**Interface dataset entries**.
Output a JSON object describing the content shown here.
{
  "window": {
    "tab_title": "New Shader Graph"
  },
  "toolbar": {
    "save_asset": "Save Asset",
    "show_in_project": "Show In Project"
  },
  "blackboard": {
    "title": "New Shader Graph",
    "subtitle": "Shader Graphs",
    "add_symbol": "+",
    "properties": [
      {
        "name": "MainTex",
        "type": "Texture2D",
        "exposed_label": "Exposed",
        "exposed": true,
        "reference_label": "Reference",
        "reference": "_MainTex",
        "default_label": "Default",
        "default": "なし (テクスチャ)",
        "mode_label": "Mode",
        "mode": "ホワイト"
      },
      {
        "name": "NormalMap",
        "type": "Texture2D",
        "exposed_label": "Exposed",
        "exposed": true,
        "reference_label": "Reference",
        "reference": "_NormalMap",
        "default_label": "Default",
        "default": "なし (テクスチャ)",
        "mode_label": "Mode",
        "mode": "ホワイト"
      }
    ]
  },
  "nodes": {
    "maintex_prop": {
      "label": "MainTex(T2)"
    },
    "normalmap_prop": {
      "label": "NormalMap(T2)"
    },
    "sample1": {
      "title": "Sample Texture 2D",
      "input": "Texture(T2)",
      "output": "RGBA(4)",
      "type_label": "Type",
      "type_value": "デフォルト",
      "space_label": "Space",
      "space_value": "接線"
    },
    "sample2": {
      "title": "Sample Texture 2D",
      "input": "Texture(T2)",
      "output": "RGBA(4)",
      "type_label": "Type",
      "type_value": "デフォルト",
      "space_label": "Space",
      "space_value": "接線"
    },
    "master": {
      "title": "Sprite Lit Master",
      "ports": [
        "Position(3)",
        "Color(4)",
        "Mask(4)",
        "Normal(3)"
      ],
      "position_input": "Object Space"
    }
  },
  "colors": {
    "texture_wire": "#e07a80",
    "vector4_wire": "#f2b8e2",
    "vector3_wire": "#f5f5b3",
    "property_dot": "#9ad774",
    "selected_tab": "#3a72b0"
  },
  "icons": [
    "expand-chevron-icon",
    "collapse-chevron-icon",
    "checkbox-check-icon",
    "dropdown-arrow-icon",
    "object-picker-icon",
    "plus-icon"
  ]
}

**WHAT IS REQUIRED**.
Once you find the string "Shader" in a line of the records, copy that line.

**ANSWER BOX**.
    "tab_title": "New Shader Graph"
    "title": "New Shader Graph",
    "subtitle": "Shader Graphs",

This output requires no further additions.